Eventually, many such delayed projects are classified as non-performing assets and creditors approach the National Companies Law Tribunal. Here too, they don’t find a timely resolution. The secretary to the corporate affairs ministry noted the need for reducing delays in bankruptcy resolution by the tribunal. The Standing Committee on Finance had noted in August that 71% of cases in NCLT have been pending for more than 180 days, which is a deviation from the objective of the Insolvency and Bankruptcy Code. Further, the recovery rate as of June 2021 was 36%, which is low when compared to the United States’ 59%. High pendency, large backlog and low recovery rates increase the risk perception for foreign investors.
To boost FDI in greenfield projects, the focus must be on two aspects—reducing risk in executing projects and providing a secure exit mechanism in case of failure. Regarding the latter, the Union government should strengthen the NCLT by disallowing post hoc bids during resolution and bringing more flexible resolution plans for infrastructure. Regarding the former, the PM Gati Shakti Master Plan has the potential to improve execution of infrastructure projects.
The plan seeks to centralise all infrastructure projects of 16 different ministries under one portal to synchronise development. Unified GIS-based planning and centralised monitoring have the potential to energise the speed of infrastructure development. However, this coordination cannot be restricted solely to the Union level since states are integral to aspects like land acquisition and environmental and regulatory approvals. For instance, the Ahmedabad-Mumbai bullet train project has been delayed by three years to 2026 because only 30% land has been acquired in Maharashtra. For the master plan to succeed, the Union government will have to coordinate with the states. Its success will also provide a fillip to attracting FDI in greenfield projects.
Given greenfield projects present a higher risk profile, foreign investors may be more attracted to brownfield projects. Such projects offer significantly lower risk with the primary concerns being operations and management. The National Monetisation Pipeline has been designed to monetise Rs 6 lakh crores of brownfield assets and should be leveraged to attract foreign investment. The NMP should also create within itself an Infrastructure Investment Trust (InvIT) pipeline since foreign investors have preferred InvITs as a vehicle. Currently there are 15 registered InvITs, however infrastructure-related PSUs can launch more and aim to raise `8 lakh crore till FY27.
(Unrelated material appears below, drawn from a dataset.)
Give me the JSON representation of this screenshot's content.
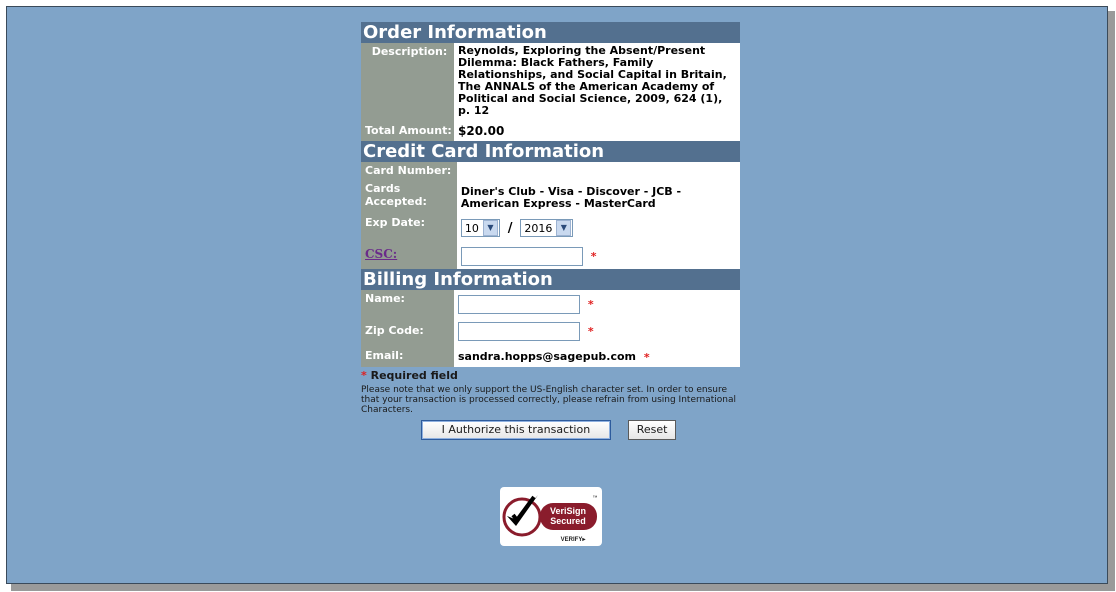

History is replete with examples of infrastructure financing transforming entire economies. After the Great Depression, United States President Roosevelt brought forth the New Deal that created jobs for 90 lakh Americans and built 6 lakh kms of roads, 1 lakh buildings and 75,000 bridges. India faces a similar context—our GDP contracted by 8% last year. However, great infrastructure cannot be built solely on domestic capital and the government would do well to attract foreign investment. Ultimately, the 2.5–3.5x multiplier associated with infrastructure spending would bring back demand and rescue lakhs of households that have slipped back into poverty due to the pandemic.
Lavu Sri Krishna Devarayalu
YSRCP MP from Narasaraopet, Andhra Pradesh
(Assisted by Raghav Katyal, Former LAMP Fellow, and Pallavi Baraya, LAMP Fellow)